Activity: Line by line, return the listing exactly, without any of the images.

Exercise data:

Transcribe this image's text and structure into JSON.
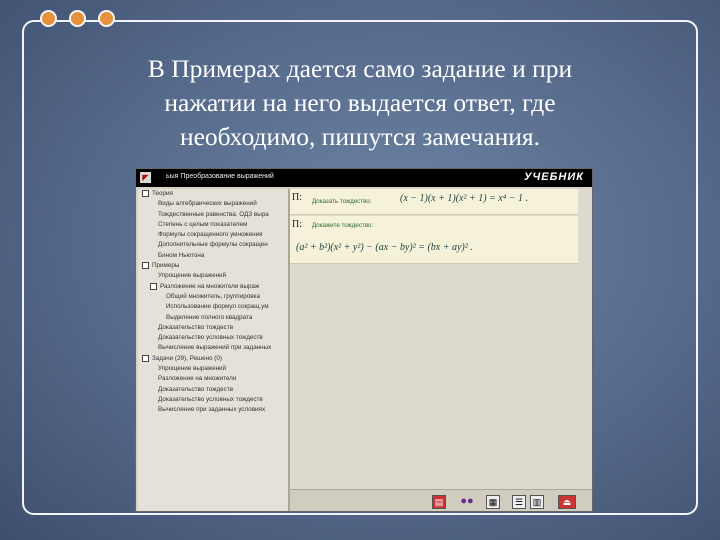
{
  "slide": {
    "line1": "В Примерах дается само задание и при",
    "line2": "нажатии на  него выдается ответ, где",
    "line3": "необходимо, пишутся замечания."
  },
  "colors": {
    "background": "#5f7596",
    "dots": "#e7913d",
    "frame": "#f2f4f8",
    "block_bg": "#f6f2d9",
    "label_green": "#2b6b2b"
  },
  "app": {
    "title": "ьыя  Преобразование выражений",
    "brand": "УЧЕБНИК",
    "tree": [
      {
        "label": "Теория",
        "level": 0,
        "box": "open"
      },
      {
        "label": "Виды алгебраических выражений",
        "level": 2
      },
      {
        "label": "Тождественные равенства. ОДЗ выра",
        "level": 2
      },
      {
        "label": "Степень с целым показателем",
        "level": 2
      },
      {
        "label": "Формулы сокращенного умножения",
        "level": 2
      },
      {
        "label": "Дополнительные формулы сокращен",
        "level": 2
      },
      {
        "label": "Бином Ньютона",
        "level": 2
      },
      {
        "label": "Примеры",
        "level": 0,
        "box": "open"
      },
      {
        "label": "Упрощение выражений",
        "level": 2
      },
      {
        "label": "Разложение на множители выраж",
        "level": 1,
        "box": "open"
      },
      {
        "label": "Общий множитель, группировка",
        "level": 3
      },
      {
        "label": "Использование формул сокращ.ум",
        "level": 3
      },
      {
        "label": "Выделение полного квадрата",
        "level": 3
      },
      {
        "label": "Доказательство тождеств",
        "level": 2
      },
      {
        "label": "Доказательство условных тождеств",
        "level": 2
      },
      {
        "label": "Вычисление выражений при заданных",
        "level": 2
      },
      {
        "label": "Задачи (29), Решено (0)",
        "level": 0,
        "box": "open"
      },
      {
        "label": "Упрощение выражений",
        "level": 2
      },
      {
        "label": "Разложение на множители",
        "level": 2
      },
      {
        "label": "Доказательство тождеств",
        "level": 2
      },
      {
        "label": "Доказательство условных тождеств",
        "level": 2
      },
      {
        "label": "Вычисление при заданных условиях",
        "level": 2
      }
    ],
    "examples": [
      {
        "marker": "П:",
        "label": "Доказать тождество:",
        "formula": "(x − 1)(x + 1)(x² + 1) = x⁴ − 1 ."
      },
      {
        "marker": "П:",
        "label": "Докажите тождество:",
        "formula": "(a² + b²)(x² + y²) − (ax − by)² = (bx + ay)² ."
      }
    ]
  }
}
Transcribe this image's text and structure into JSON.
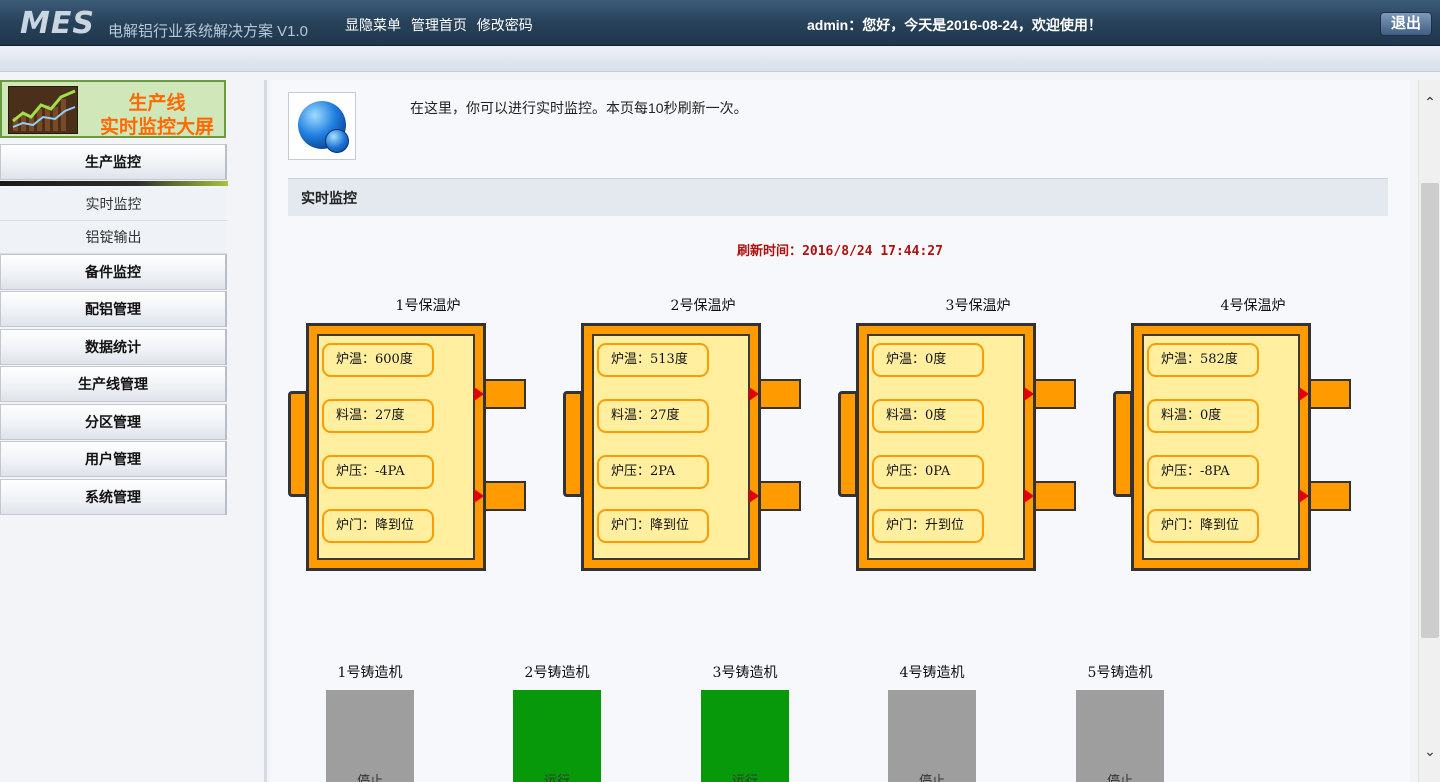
{
  "header": {
    "logo": "MES",
    "subtitle": "电解铝行业系统解决方案 V1.0",
    "nav": [
      "显隐菜单",
      "管理首页",
      "修改密码"
    ],
    "greeting": "admin：您好，今天是2016-08-24，欢迎使用！",
    "logout": "退出"
  },
  "sidebar": {
    "banner_line1": "生产线",
    "banner_line2": "实时监控大屏",
    "menu": [
      {
        "label": "生产监控"
      },
      {
        "label": "实时监控"
      },
      {
        "label": "铝锭输出"
      },
      {
        "label": "备件监控"
      },
      {
        "label": "配铝管理"
      },
      {
        "label": "数据统计"
      },
      {
        "label": "生产线管理"
      },
      {
        "label": "分区管理"
      },
      {
        "label": "用户管理"
      },
      {
        "label": "系统管理"
      }
    ]
  },
  "main": {
    "intro": "在这里，你可以进行实时监控。本页每10秒刷新一次。",
    "section_title": "实时监控",
    "refresh_label": "刷新时间：",
    "refresh_time": "2016/8/24 17:44:27",
    "furnaces": [
      {
        "name": "1号保温炉",
        "furnace_temp": "炉温：600度",
        "material_temp": "料温：27度",
        "pressure": "炉压：-4PA",
        "door": "炉门：降到位"
      },
      {
        "name": "2号保温炉",
        "furnace_temp": "炉温：513度",
        "material_temp": "料温：27度",
        "pressure": "炉压：2PA",
        "door": "炉门：降到位"
      },
      {
        "name": "3号保温炉",
        "furnace_temp": "炉温：0度",
        "material_temp": "料温：0度",
        "pressure": "炉压：0PA",
        "door": "炉门：升到位"
      },
      {
        "name": "4号保温炉",
        "furnace_temp": "炉温：582度",
        "material_temp": "料温：0度",
        "pressure": "炉压：-8PA",
        "door": "炉门：降到位"
      }
    ],
    "casters": [
      {
        "name": "1号铸造机",
        "status": "停止",
        "state": "stop",
        "color": "#9e9e9e"
      },
      {
        "name": "2号铸造机",
        "status": "运行",
        "state": "run",
        "color": "#07990a"
      },
      {
        "name": "3号铸造机",
        "status": "运行",
        "state": "run",
        "color": "#07990a"
      },
      {
        "name": "4号铸造机",
        "status": "停止",
        "state": "stop",
        "color": "#9e9e9e"
      },
      {
        "name": "5号铸造机",
        "status": "停止",
        "state": "stop",
        "color": "#9e9e9e"
      }
    ]
  },
  "colors": {
    "furnace_orange": "#ff9a00",
    "furnace_inner": "#ffef9f",
    "refresh_red": "#b01010",
    "running_green": "#07990a",
    "stopped_gray": "#9e9e9e"
  }
}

Expected output:
Transcribe this image's text and structure into JSON.
{
  "slide": {
    "line1": "В Примерах дается само задание и при",
    "line2": "нажатии на  него выдается ответ, где",
    "line3": "необходимо, пишутся замечания."
  },
  "colors": {
    "background": "#5f7596",
    "dots": "#e7913d",
    "frame": "#f2f4f8",
    "block_bg": "#f6f2d9",
    "label_green": "#2b6b2b"
  },
  "app": {
    "title": "ьыя  Преобразование выражений",
    "brand": "УЧЕБНИК",
    "tree": [
      {
        "label": "Теория",
        "level": 0,
        "box": "open"
      },
      {
        "label": "Виды алгебраических выражений",
        "level": 2
      },
      {
        "label": "Тождественные равенства. ОДЗ выра",
        "level": 2
      },
      {
        "label": "Степень с целым показателем",
        "level": 2
      },
      {
        "label": "Формулы сокращенного умножения",
        "level": 2
      },
      {
        "label": "Дополнительные формулы сокращен",
        "level": 2
      },
      {
        "label": "Бином Ньютона",
        "level": 2
      },
      {
        "label": "Примеры",
        "level": 0,
        "box": "open"
      },
      {
        "label": "Упрощение выражений",
        "level": 2
      },
      {
        "label": "Разложение на множители выраж",
        "level": 1,
        "box": "open"
      },
      {
        "label": "Общий множитель, группировка",
        "level": 3
      },
      {
        "label": "Использование формул сокращ.ум",
        "level": 3
      },
      {
        "label": "Выделение полного квадрата",
        "level": 3
      },
      {
        "label": "Доказательство тождеств",
        "level": 2
      },
      {
        "label": "Доказательство условных тождеств",
        "level": 2
      },
      {
        "label": "Вычисление выражений при заданных",
        "level": 2
      },
      {
        "label": "Задачи (29), Решено (0)",
        "level": 0,
        "box": "open"
      },
      {
        "label": "Упрощение выражений",
        "level": 2
      },
      {
        "label": "Разложение на множители",
        "level": 2
      },
      {
        "label": "Доказательство тождеств",
        "level": 2
      },
      {
        "label": "Доказательство условных тождеств",
        "level": 2
      },
      {
        "label": "Вычисление при заданных условиях",
        "level": 2
      }
    ],
    "examples": [
      {
        "marker": "П:",
        "label": "Доказать тождество:",
        "formula": "(x − 1)(x + 1)(x² + 1) = x⁴ − 1 ."
      },
      {
        "marker": "П:",
        "label": "Докажите тождество:",
        "formula": "(a² + b²)(x² + y²) − (ax − by)² = (bx + ay)² ."
      }
    ]
  }
}
Transcribe this image's text and structure into JSON.
{
  "header": {
    "logo": "MES",
    "subtitle": "电解铝行业系统解决方案 V1.0",
    "nav": [
      "显隐菜单",
      "管理首页",
      "修改密码"
    ],
    "greeting": "admin：您好，今天是2016-08-24，欢迎使用！",
    "logout": "退出"
  },
  "sidebar": {
    "banner_line1": "生产线",
    "banner_line2": "实时监控大屏",
    "menu": [
      {
        "label": "生产监控"
      },
      {
        "label": "实时监控"
      },
      {
        "label": "铝锭输出"
      },
      {
        "label": "备件监控"
      },
      {
        "label": "配铝管理"
      },
      {
        "label": "数据统计"
      },
      {
        "label": "生产线管理"
      },
      {
        "label": "分区管理"
      },
      {
        "label": "用户管理"
      },
      {
        "label": "系统管理"
      }
    ]
  },
  "main": {
    "intro": "在这里，你可以进行实时监控。本页每10秒刷新一次。",
    "section_title": "实时监控",
    "refresh_label": "刷新时间：",
    "refresh_time": "2016/8/24 17:44:27",
    "furnaces": [
      {
        "name": "1号保温炉",
        "furnace_temp": "炉温：600度",
        "material_temp": "料温：27度",
        "pressure": "炉压：-4PA",
        "door": "炉门：降到位"
      },
      {
        "name": "2号保温炉",
        "furnace_temp": "炉温：513度",
        "material_temp": "料温：27度",
        "pressure": "炉压：2PA",
        "door": "炉门：降到位"
      },
      {
        "name": "3号保温炉",
        "furnace_temp": "炉温：0度",
        "material_temp": "料温：0度",
        "pressure": "炉压：0PA",
        "door": "炉门：升到位"
      },
      {
        "name": "4号保温炉",
        "furnace_temp": "炉温：582度",
        "material_temp": "料温：0度",
        "pressure": "炉压：-8PA",
        "door": "炉门：降到位"
      }
    ],
    "casters": [
      {
        "name": "1号铸造机",
        "status": "停止",
        "state": "stop",
        "color": "#9e9e9e"
      },
      {
        "name": "2号铸造机",
        "status": "运行",
        "state": "run",
        "color": "#07990a"
      },
      {
        "name": "3号铸造机",
        "status": "运行",
        "state": "run",
        "color": "#07990a"
      },
      {
        "name": "4号铸造机",
        "status": "停止",
        "state": "stop",
        "color": "#9e9e9e"
      },
      {
        "name": "5号铸造机",
        "status": "停止",
        "state": "stop",
        "color": "#9e9e9e"
      }
    ]
  },
  "colors": {
    "furnace_orange": "#ff9a00",
    "furnace_inner": "#ffef9f",
    "refresh_red": "#b01010",
    "running_green": "#07990a",
    "stopped_gray": "#9e9e9e"
  }
}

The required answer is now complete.